5. But on behalf of the plaintiff respondent it is argued that he in his turn is subrogated to the first mortgagee, he having admittedly paid off the first mortgage as arranged for in his own mortgage. It is said that as puisne mortgagee he is ipso facto entitled to subrogation, and reference is made to a decision of the full bench of the Allahabad High Court in Tola Ram v. Ram Lap (1932) I.L.R. 54 All. 897, F.B. The learned Judges who decided that case declined to accept the argument that a mortgagee whose mortgage provides for paying off a prior mortgage as part of the consideration and pays it off accordingly does so as an agent of the mortgagor. They said that the whole question of subrogation had been simplified by the amendment of the Code of 1929, under which we have our present Section 92, and they took the view that a puisne mortgagee was entitled to subrogation merely by virtue of his being included in the list of persons entitled under Section. 91 to redeem and on that account being included among the persons entitled under Section 92 to subrogation. But in a later case of the same High Court, Him Singh v. Jai Singh  All. 880, a bench of five Judges disagreed with the reasoning in Tota Ram v. Ram Lal and held that a puisne mortgagee who pays off a prior mortgage as part of the consideration for the puisne mortgage is using the mortgagor's money and not his own, so that he obviously acquires no right for himself by his payment. That decision was referred to with approval by our own High Court in Vithaldas Bhagwandas v. Tukdram Vithoba (1940) 43 Bom. L.R. 225. In Lakshmi Amma v. Sankara Narayana Menon (1935) I.L.R. 59 Mad. 359, F.B. a full bench of the Madras High Court reached the same result upon a different ground. It was held, upon a consideration of the first and the third clauses of Section 92 together, that a puisne mortgagee in circumstances such as these could not be intended to be included in the first clause, since that clause referred only to persons holding pre-existing interests in the property, and that he could get no right of subrogation unless he held a registered agreement to that effect as provided in Clause (5). In Mukaram Marwari v. Mahatmmad Hosain (1935) I.L.R. 62 Cal. 677 a puisne mortgagee was held to be disentitled to subrogation from the very fact that his mortgage contained a covenant to pay off the prior mortgage; and this decision was arrived at after reference to numerous authorities. But for our purposes it is enough to say that the plaintiff must be held to have been using the mortgagor's money when he paid off the first mortgage, so that he gets no right of subrogation by his payment.

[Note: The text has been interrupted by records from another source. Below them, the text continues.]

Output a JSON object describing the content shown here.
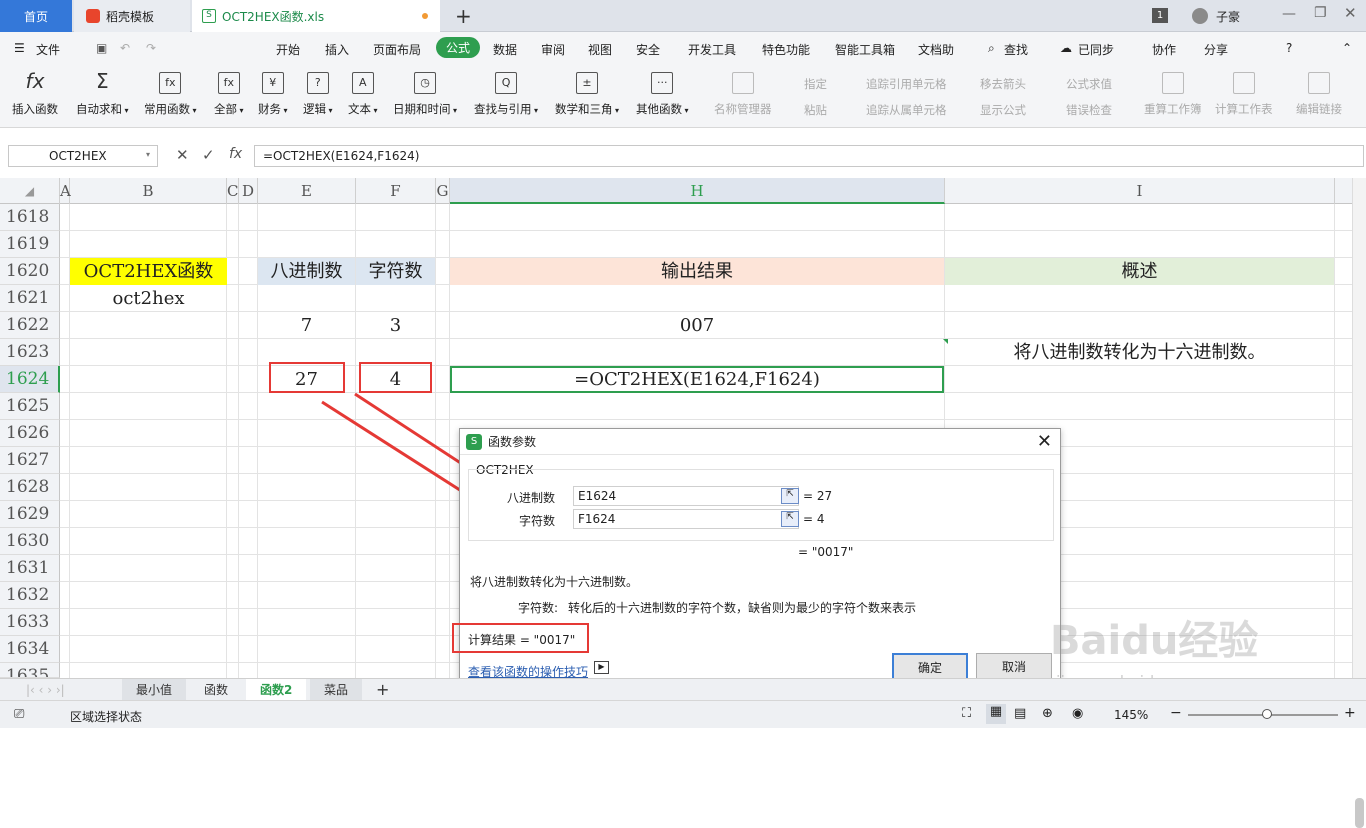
{
  "tabs": {
    "home": "首页",
    "docer": "稻壳模板",
    "file": "OCT2HEX函数.xls",
    "badge": "1",
    "user": "子豪"
  },
  "menu": {
    "file": "文件",
    "items": [
      "开始",
      "插入",
      "页面布局",
      "公式",
      "数据",
      "审阅",
      "视图",
      "安全",
      "开发工具",
      "特色功能",
      "智能工具箱",
      "文档助"
    ],
    "active_index": 3,
    "search": "查找",
    "sync": "已同步",
    "collab": "协作",
    "share": "分享"
  },
  "ribbon": {
    "buttons": [
      {
        "label": "插入函数",
        "icon": "fx"
      },
      {
        "label": "自动求和",
        "icon": "Σ"
      },
      {
        "label": "常用函数",
        "icon": "fx"
      },
      {
        "label": "全部",
        "icon": "fx"
      },
      {
        "label": "财务",
        "icon": "¥"
      },
      {
        "label": "逻辑",
        "icon": "?"
      },
      {
        "label": "文本",
        "icon": "A"
      },
      {
        "label": "日期和时间",
        "icon": "◷"
      },
      {
        "label": "查找与引用",
        "icon": "Q"
      },
      {
        "label": "数学和三角",
        "icon": "±"
      },
      {
        "label": "其他函数",
        "icon": "···"
      }
    ],
    "disabled": {
      "name_manager": "名称管理器",
      "specify": "指定",
      "paste": "粘贴",
      "trace_prec": "追踪引用单元格",
      "trace_dep": "追踪从属单元格",
      "remove_arrows": "移去箭头",
      "show_formula": "显示公式",
      "eval_formula": "公式求值",
      "error_check": "错误检查",
      "recalc_book": "重算工作簿",
      "calc_sheet": "计算工作表",
      "edit_links": "编辑链接"
    }
  },
  "formula_bar": {
    "name_box": "OCT2HEX",
    "formula": "=OCT2HEX(E1624,F1624)",
    "fx": "fx"
  },
  "columns": [
    "A",
    "B",
    "C",
    "D",
    "E",
    "F",
    "G",
    "H",
    "I"
  ],
  "rows": [
    "1618",
    "1619",
    "1620",
    "1621",
    "1622",
    "1623",
    "1624",
    "1625",
    "1626",
    "1627",
    "1628",
    "1629",
    "1630",
    "1631",
    "1632",
    "1633",
    "1634",
    "1635"
  ],
  "cells": {
    "b1620": "OCT2HEX函数",
    "b1621": "oct2hex",
    "e1620": "八进制数",
    "f1620": "字符数",
    "h1620": "输出结果",
    "i1620": "概述",
    "e1622": "7",
    "f1622": "3",
    "h1622": "007",
    "i1623": "将八进制数转化为十六进制数。",
    "e1624": "27",
    "f1624": "4",
    "h1624": "=OCT2HEX(E1624,F1624)"
  },
  "colors": {
    "yellow": "#ffff00",
    "blue_header": "#dce6f1",
    "peach": "#fde4d8",
    "green_header": "#e2efd9",
    "accent": "#2e9e4f",
    "red_box": "#e53935"
  },
  "dialog": {
    "title": "函数参数",
    "func": "OCT2HEX",
    "arg1_label": "八进制数",
    "arg1_value": "E1624",
    "arg1_result": "= 27",
    "arg2_label": "字符数",
    "arg2_value": "F1624",
    "arg2_result": "= 4",
    "result_preview": "= \"0017\"",
    "description": "将八进制数转化为十六进制数。",
    "arg_help_label": "字符数:",
    "arg_help": "转化后的十六进制数的字符个数，缺省则为最少的字符个数来表示",
    "calc_result": "计算结果 = \"0017\"",
    "help_link": "查看该函数的操作技巧",
    "ok": "确定",
    "cancel": "取消"
  },
  "sheets": [
    "最小值",
    "函数",
    "函数2",
    "菜品"
  ],
  "active_sheet": 2,
  "status": {
    "text": "区域选择状态",
    "zoom": "145%"
  },
  "watermark": {
    "text": "Baidu经验",
    "url": "jingyan.baidu.com"
  }
}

6. The appeal of defendant No. 2 therefore succeeds and the decree will have to be modified. The order of the Court below is for payment by the defendants to the plaintiff of Rs. 970, together with interest on Rs. 650 at eighteen per cent. per annum from the date of the suit and costs, and that on their failure to pay the plaintiff should apply for a final decree for the sale of the mortgaged property. In view of our finding that defendant No. 2 is entitled to subrogation, the liberty given to the plaintiff to apply for sale must be made subject to the modification that he pays defendant No. 2 Rs. 800, (which is the amount paid by defendant No. 2 in satisfaction of the second mortgage) together with interest at six per cent. from June 2, 1936, to the date of payment. That means the plaintiff will not be entitled to apply for a final decree for sale of the mortgaged property unless and until he pays this amount. The order of costs in the trial Court will stand. But defendant No. 2 is entitled to his costs in this Court and in the lower appellate Court from the plaintiff respondent No. 1.